PESHAWAR -- Khyber Pakhtunkhwa (KP) authorities recently approved a plan to install a state-of-the-art vehicle tracking and monitoring system. They are awaiting clearance from government lawyers before moving ahead.
They intend to fight theft and terrorism by doing so.
"In the preliminary stage, the ... system will be installed in Peshawar as a pilot project," Syed Qasim Ali Shah, naib nazim (deputy mayor) of the city, told Pakistan Forward. "It will be replicated in other KP cities."
No firm dates are available yet, but authorities will act as soon as they receive the expected legal permission.
"All vehicles -- including cars, motorbikes, three-wheelers and buses -- will be brought under a round-the-clock monitoring system," he told Pakistan Forward.
Workers will install terminals throughout the city to read an electronic tag affixed to every vehicle, he said.
The Peshawar District government intends to implement the plan with the KP Traffic Police and KP Excise and Taxation Department.
Motivated by fight against terrorism
"The system will help to completely terminate the use of motorcycles in targeted killings and incidents of terrorism," Qasim said, referring to the common practice of drive-by shootings.
KP authorities envisioned the system after terrorists killed more than 140 children and teachers at Army Public School in Peshawar, he said.
KP officials approved the plan during a June 3 meeting that Qasim chaired.
"We were in constant discussion ... on how to prevent the recurrence of such a gruesome incident," he said. "During conversations a private firm, ENTORI Database System Designer, floated the idea."
The project is a public-private partnership and the company will bear the cost of implementing the project, he said.
ENTORI plans to recoup its costs by charging an annual fee to motorists, he added.
The district government has asked its legal section to review the plan, Qasim said.
If the legal department gives its approval, workers will install the system in Peshawar, Qasim said.
All vehicle owners required to register
The Peshawar-based firm will install 122 terminals in Peshawar to monitor vehicle movements, Asim Hayat, a consultant at ENTORI, told Pakistan Forward.
Authorities will ask all Peshawar vehicle owners to register with the system by calling the ENTORI helpline, he said.
Should the plan take effect, Peshawar motorists will have to affix a tag to their vehicles.
Once the motorists install the tags, monitoring of vehicles will begin.
The tags will make it easy to find a stolen car or motorcycle throughout the city, Asim said.
"It will take about 120 days to install the system in Peshawar," he said.
Asim expressed hope that Peshawar District's legal department would give the green light by late July or early August.
Ensuring security for citizens
The entire Peshawar project will cost about Rs. 100m to 120m (US $1m to $1.2m), Ali Haider, an official from Town III-Peshawar District, told Pakistan Forward.
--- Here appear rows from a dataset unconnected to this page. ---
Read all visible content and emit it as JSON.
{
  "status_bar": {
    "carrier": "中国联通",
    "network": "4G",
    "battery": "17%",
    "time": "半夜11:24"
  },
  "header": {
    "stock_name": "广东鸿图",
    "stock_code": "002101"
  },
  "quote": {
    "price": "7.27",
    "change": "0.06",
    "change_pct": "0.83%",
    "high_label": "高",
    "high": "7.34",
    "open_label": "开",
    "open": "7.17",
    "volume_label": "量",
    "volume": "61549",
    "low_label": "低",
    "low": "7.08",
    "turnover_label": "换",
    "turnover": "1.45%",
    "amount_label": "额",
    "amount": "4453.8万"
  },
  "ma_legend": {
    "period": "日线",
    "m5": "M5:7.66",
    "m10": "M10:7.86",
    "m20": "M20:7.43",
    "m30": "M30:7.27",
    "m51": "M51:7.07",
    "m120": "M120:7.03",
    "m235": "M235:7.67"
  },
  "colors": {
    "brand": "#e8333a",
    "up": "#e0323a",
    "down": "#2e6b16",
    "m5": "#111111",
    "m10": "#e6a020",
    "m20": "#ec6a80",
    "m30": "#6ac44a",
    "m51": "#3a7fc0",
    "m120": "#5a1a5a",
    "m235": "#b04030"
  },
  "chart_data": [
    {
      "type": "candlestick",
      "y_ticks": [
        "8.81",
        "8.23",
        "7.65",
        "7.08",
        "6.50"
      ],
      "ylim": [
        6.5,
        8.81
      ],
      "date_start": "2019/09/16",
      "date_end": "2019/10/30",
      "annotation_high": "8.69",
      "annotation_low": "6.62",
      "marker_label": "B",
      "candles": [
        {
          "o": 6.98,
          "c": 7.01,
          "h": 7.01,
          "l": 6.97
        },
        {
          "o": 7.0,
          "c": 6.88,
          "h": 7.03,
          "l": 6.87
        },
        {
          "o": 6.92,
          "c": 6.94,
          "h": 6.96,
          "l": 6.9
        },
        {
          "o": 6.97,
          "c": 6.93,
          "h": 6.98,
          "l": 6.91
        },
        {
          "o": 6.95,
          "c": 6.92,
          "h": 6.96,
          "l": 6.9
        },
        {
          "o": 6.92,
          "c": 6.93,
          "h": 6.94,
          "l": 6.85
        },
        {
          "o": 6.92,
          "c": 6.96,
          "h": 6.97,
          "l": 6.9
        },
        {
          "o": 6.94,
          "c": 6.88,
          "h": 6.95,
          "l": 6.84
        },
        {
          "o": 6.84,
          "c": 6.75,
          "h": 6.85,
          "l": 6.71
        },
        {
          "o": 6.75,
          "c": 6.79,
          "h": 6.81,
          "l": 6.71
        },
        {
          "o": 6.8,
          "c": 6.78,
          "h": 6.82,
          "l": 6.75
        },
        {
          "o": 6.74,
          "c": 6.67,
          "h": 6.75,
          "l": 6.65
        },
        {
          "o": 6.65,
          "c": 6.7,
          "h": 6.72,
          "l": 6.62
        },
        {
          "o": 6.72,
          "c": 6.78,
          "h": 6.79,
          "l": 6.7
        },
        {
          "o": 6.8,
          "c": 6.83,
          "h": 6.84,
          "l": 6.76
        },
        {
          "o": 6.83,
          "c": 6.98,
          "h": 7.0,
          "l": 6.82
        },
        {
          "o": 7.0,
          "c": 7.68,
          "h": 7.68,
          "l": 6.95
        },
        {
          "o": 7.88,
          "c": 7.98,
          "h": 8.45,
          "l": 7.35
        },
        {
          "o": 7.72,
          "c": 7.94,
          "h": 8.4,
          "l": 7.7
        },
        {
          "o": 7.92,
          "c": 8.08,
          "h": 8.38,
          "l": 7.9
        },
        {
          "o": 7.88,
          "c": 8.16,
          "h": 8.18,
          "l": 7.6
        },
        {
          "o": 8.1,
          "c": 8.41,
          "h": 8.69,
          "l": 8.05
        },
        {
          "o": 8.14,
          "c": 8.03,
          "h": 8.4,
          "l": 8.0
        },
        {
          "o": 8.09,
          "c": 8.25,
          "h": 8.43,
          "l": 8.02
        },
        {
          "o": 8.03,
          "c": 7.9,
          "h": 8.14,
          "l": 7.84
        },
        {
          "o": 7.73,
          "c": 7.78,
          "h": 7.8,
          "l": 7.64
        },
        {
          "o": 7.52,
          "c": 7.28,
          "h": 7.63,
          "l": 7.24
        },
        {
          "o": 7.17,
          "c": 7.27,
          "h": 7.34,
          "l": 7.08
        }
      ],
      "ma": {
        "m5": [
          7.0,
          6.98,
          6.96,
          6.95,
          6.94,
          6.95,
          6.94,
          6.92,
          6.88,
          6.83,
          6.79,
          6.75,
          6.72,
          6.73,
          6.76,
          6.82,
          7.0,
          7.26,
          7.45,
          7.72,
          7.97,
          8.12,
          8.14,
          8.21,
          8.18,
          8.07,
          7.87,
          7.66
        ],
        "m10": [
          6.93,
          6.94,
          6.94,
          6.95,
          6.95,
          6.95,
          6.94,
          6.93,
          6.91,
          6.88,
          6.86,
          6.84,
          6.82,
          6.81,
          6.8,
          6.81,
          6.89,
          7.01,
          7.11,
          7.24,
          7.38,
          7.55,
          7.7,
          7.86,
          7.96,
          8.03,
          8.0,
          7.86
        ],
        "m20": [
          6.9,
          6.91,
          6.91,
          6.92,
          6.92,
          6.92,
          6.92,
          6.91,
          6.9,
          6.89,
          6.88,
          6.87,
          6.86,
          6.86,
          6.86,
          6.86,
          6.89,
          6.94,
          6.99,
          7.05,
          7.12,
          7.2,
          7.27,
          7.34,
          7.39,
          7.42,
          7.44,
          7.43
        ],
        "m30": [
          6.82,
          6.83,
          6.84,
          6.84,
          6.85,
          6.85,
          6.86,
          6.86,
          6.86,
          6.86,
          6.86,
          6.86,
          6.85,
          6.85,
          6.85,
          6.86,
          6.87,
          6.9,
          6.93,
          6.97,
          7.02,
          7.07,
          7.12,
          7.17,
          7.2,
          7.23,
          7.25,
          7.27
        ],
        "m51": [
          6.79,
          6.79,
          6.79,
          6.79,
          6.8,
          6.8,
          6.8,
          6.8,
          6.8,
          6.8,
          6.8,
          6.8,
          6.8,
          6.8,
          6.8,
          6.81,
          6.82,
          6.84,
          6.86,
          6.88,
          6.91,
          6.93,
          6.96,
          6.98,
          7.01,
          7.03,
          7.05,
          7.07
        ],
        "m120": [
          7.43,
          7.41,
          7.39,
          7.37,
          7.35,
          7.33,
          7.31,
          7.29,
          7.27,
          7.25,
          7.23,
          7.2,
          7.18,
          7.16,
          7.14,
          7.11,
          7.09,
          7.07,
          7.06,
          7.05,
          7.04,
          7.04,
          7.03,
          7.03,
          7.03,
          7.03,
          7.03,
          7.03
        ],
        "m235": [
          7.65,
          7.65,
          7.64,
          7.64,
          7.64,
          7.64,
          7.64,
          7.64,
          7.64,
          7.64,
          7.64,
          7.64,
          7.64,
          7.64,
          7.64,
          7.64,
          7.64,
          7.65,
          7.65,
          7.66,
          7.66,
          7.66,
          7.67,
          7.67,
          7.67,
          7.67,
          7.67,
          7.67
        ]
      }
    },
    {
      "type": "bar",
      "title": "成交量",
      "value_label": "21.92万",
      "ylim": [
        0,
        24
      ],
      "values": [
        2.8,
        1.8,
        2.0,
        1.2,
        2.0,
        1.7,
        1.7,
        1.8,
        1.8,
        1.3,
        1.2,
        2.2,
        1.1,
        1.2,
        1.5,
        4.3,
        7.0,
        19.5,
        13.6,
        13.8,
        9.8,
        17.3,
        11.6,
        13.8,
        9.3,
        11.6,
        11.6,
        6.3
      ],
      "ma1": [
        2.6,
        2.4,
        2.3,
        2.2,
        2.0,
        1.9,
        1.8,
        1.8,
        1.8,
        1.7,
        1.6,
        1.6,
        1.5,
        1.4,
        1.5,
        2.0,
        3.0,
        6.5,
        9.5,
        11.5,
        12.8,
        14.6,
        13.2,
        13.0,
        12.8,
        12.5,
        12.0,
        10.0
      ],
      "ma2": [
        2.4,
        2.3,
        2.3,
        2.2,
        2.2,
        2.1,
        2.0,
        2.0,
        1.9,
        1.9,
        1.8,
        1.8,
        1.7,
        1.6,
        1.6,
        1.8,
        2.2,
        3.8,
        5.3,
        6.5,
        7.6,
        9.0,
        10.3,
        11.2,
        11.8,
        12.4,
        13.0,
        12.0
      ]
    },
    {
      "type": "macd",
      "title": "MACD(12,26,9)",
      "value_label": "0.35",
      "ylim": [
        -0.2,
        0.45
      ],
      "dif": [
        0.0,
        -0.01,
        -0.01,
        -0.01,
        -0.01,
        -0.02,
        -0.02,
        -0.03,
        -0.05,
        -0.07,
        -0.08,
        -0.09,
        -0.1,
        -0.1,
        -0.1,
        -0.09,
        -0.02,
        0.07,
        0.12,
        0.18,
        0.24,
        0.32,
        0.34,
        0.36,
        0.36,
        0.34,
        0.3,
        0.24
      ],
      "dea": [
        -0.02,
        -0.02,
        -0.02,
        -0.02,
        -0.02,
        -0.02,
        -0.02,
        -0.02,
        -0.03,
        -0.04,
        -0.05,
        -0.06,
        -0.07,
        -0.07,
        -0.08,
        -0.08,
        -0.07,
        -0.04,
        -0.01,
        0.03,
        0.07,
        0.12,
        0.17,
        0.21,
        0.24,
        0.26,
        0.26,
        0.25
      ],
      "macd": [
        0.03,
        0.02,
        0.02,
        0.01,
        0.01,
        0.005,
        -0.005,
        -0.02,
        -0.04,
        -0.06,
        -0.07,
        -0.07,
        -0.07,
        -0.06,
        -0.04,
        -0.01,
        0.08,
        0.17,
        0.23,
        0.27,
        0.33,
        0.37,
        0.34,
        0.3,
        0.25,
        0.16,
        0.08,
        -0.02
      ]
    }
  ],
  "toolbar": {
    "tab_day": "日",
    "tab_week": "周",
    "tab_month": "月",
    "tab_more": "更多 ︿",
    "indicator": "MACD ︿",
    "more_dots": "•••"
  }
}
He was one of the participants at the June 3 meeting where officials preliminarily approved the plan.
"This is an ... almost cost-free system ensuring full security for citizens," he told Pakistan Forward.
To recover its costs, ENTORI will charge motorists Rs. 200 (US $2) per vehicle per year, he said.
The project will create about 1,500 jobs for youth, he added.
"It's the first time in Pakistan that a whole city will be brought under a 24-hour monitoring system," he said.
Project planners intend to give traffic police and other officers special tablet computers for checking vehicles' details on the spot.
Also, according to the plan, untagged cars entering Peshawar will undergo thorough scrutiny at check-points around Peshawar.
Observers are pleased
Knowledgeable observers welcome the likely new plan.
"Such initiatives are timely," Peshawar journalist and security analyst Shamim Shahid told Pakistan Forward. "It is important to have a modern security system to protect the public."
To counter terrorists' misuse of high tech, society and security forces need to deploy modern systems of their own, he said. Shamim expressed optimism about the planned system's ability to reduce the use of vehicles for crimes.